The brand is a well-trusted company that provides your goldfish with beneficial nutrients. It’s totally worth the extra ten minutes every few days to make up the batch for your feeding time.
To see other great options in other food types and treats, you can check out our in-depth reviews.
How to Feed Goldfish
If you want to know how to feed goldfish, you should consider a few things.
You need to feed them at the right intervals – times per day – the right foods, and how much food each time you feed them.
How Often Should Goldfish Be Fed?
Different experts give a couple of different answers on how often do goldfish eat.
However, the best answer seems to be between two and three times per day.
Some say one or two, others say two or three, so going with two is a safe bet for making sure your goldfish gets enough food each day.
You can start out feeding your fish twice daily to see how he does. If he’s eating everything both meals, you are probably spot on with this.
If, however, you notice your goldy isn’t eating everything within two minutes or so, try cutting back to only one meal per day and see if that changes.
How Much to Feed Goldfish
The basic rule of thumb for small aquarium fish is sizing up their food portion by the size of their eyes.

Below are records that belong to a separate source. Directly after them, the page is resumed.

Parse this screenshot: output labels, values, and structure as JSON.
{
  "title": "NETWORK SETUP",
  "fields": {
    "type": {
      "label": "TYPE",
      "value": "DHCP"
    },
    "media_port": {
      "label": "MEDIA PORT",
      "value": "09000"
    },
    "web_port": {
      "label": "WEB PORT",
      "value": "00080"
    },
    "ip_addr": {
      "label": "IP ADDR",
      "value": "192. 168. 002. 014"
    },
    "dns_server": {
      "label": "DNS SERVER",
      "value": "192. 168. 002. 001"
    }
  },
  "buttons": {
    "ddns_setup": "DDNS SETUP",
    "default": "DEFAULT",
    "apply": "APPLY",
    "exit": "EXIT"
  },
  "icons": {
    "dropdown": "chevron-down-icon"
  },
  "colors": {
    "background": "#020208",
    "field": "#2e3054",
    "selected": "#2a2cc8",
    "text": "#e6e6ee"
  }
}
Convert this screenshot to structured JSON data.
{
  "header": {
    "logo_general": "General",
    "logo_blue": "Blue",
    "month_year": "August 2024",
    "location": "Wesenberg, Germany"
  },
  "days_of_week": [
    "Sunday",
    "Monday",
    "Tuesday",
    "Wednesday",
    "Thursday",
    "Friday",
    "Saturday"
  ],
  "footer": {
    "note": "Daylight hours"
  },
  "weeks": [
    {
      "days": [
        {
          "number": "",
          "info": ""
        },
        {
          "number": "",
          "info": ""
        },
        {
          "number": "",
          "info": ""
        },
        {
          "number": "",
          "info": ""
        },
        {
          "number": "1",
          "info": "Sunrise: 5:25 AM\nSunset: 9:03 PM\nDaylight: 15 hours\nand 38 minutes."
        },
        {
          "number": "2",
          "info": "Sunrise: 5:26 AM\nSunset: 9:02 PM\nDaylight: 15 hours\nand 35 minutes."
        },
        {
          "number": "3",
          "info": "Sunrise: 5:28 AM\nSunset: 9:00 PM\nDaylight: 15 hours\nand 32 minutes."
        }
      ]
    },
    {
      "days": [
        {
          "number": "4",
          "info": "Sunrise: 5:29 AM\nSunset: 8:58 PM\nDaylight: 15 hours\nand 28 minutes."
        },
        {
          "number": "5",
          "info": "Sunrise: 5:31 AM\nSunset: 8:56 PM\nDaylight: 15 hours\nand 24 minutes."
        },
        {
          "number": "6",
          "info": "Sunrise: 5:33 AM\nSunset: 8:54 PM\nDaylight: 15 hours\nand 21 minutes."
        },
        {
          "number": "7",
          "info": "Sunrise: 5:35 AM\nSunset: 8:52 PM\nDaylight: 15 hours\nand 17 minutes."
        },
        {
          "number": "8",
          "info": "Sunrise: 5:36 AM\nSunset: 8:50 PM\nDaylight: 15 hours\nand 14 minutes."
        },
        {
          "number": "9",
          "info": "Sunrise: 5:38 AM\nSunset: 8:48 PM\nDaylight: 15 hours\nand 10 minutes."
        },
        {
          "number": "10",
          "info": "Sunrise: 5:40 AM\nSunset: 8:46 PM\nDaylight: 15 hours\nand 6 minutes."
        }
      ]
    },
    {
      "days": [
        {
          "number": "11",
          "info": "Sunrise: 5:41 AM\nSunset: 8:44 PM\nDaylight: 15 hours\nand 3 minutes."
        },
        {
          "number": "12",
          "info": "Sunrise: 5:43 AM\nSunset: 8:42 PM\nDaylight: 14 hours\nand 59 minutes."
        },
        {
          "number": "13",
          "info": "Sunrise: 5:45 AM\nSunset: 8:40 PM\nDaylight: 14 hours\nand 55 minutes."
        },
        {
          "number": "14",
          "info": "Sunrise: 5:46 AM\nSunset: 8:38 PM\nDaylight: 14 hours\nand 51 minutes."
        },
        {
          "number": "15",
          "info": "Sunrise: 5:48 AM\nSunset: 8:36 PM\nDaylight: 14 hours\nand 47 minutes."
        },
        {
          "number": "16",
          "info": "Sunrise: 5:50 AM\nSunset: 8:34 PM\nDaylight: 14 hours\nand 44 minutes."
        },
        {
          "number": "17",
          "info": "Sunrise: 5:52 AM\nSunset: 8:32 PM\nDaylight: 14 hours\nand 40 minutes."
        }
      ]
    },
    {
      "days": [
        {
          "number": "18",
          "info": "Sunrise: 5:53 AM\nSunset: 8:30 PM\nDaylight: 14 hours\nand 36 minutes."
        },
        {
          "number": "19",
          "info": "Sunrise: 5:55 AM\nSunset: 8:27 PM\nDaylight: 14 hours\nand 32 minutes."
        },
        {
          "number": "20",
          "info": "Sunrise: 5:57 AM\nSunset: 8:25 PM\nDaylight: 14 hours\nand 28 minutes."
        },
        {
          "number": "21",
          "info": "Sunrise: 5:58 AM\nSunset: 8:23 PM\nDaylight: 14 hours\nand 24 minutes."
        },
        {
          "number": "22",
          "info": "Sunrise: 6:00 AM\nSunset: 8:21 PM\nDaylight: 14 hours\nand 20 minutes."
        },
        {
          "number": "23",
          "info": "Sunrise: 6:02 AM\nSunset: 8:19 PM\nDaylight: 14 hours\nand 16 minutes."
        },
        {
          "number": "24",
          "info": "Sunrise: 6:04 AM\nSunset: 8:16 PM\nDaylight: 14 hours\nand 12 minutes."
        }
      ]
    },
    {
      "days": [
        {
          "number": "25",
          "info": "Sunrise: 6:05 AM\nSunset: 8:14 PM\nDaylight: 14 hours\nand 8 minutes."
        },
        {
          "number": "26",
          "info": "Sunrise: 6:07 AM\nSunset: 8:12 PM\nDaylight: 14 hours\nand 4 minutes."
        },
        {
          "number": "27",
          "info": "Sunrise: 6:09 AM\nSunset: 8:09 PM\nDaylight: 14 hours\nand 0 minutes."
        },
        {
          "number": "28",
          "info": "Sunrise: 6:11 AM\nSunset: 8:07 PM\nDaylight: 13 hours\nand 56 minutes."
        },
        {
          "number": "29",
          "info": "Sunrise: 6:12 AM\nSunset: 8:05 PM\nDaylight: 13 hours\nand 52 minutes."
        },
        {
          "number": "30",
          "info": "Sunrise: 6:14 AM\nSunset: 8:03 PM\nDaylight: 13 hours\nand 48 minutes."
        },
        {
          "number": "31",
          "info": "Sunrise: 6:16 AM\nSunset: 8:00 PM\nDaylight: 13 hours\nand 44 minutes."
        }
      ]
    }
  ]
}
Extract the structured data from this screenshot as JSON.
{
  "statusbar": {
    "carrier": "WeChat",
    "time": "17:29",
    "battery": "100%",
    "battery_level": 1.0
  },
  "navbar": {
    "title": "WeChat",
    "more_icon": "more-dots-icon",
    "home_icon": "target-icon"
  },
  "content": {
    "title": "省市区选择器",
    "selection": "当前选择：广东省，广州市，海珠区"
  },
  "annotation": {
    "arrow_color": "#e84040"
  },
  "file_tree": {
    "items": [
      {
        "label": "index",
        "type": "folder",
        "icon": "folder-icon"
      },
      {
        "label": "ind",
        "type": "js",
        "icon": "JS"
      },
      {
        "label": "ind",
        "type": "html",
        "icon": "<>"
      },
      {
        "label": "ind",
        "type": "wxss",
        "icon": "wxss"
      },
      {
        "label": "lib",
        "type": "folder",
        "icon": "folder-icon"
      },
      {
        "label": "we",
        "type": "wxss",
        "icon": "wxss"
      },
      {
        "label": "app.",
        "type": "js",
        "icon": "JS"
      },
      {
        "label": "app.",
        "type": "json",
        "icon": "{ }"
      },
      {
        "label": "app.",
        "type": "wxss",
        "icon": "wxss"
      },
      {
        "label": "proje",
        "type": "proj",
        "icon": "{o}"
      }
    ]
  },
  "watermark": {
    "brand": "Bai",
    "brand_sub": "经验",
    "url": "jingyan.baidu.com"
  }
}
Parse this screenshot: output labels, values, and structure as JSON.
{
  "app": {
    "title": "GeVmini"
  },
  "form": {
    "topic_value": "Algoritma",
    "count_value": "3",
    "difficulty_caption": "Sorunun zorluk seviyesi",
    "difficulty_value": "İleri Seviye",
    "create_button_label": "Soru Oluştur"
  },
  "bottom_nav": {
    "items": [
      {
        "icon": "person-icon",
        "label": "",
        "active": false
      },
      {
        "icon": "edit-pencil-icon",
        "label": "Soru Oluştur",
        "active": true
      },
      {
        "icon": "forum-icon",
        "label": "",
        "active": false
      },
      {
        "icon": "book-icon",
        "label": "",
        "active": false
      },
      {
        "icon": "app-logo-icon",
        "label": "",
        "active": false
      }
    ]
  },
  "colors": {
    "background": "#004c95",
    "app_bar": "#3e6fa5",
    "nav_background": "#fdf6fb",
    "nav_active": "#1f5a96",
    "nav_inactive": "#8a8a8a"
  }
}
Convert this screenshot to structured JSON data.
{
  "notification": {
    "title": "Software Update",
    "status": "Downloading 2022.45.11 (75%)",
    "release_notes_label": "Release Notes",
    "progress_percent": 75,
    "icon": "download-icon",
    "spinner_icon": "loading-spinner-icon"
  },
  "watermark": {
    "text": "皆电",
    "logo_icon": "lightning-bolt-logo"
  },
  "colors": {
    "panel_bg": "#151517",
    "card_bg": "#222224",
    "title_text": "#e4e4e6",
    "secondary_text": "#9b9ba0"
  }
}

A goldfish eats approximately the same amount of fish food that equals the size of a goldfish’s visible eyeball.
This will be eaten in two minutes’ time – no more than three minutes, tops.
If your goldfish cannot – or will not – eat the amount you feed it in under three minutes, try cutting back the portion to avoid overfeeding.
Overfeeding a goldfish is pretty easy to do. And though you might not think it’s a big deal, it actually is.
Overfeeding results in your fish tank becoming overrun with rotten fish food that produces extra ammonia, which is toxic for goldfish.
If you see your goldfish doesn’t everything you feed him, remove the excess immediately.
How Long Can Goldfish Go Without Food?
Goldfish can go for between 8 days and 2 weeks without food.
This isn’t a great way to treat for your fish, but if for some reason he goes without food for a day or two, he’ll be okay.
It’s also important to remember that it’s better to underfeed him occasionally than overfeed him.
Homemade Goldfish Food
If you’d like to try your hand at making your own gel goldfish food, you can find some DIY recipes online. My favorite is this one.
- 4 packs unflavored gelatin
- 2 cups water
- 1 tsp paprika
- 1/4 cup parsley
- 1/2 cup peas
- 1 small carrot
- 1 yellow pepper
- 1 zucchini
- 1/4 butternut squash
- 1 small trout – or 2 mackerel or sardines
- Steam the vegetables until soft, removing any shells, stems, and seeds before mashing them together.
- Mash together the vegetables, paprika, parsley, and fish together in your blender.
- Mix the gelatin into the water and stir until completely blended in.
- Stir into the vegetable mix and then place in a shallow tray.
- Once the gel has set, cut the mix into squares.
- Cut into smaller pieces before feeding your fish.
- Place extra pieces into refrigerator for later.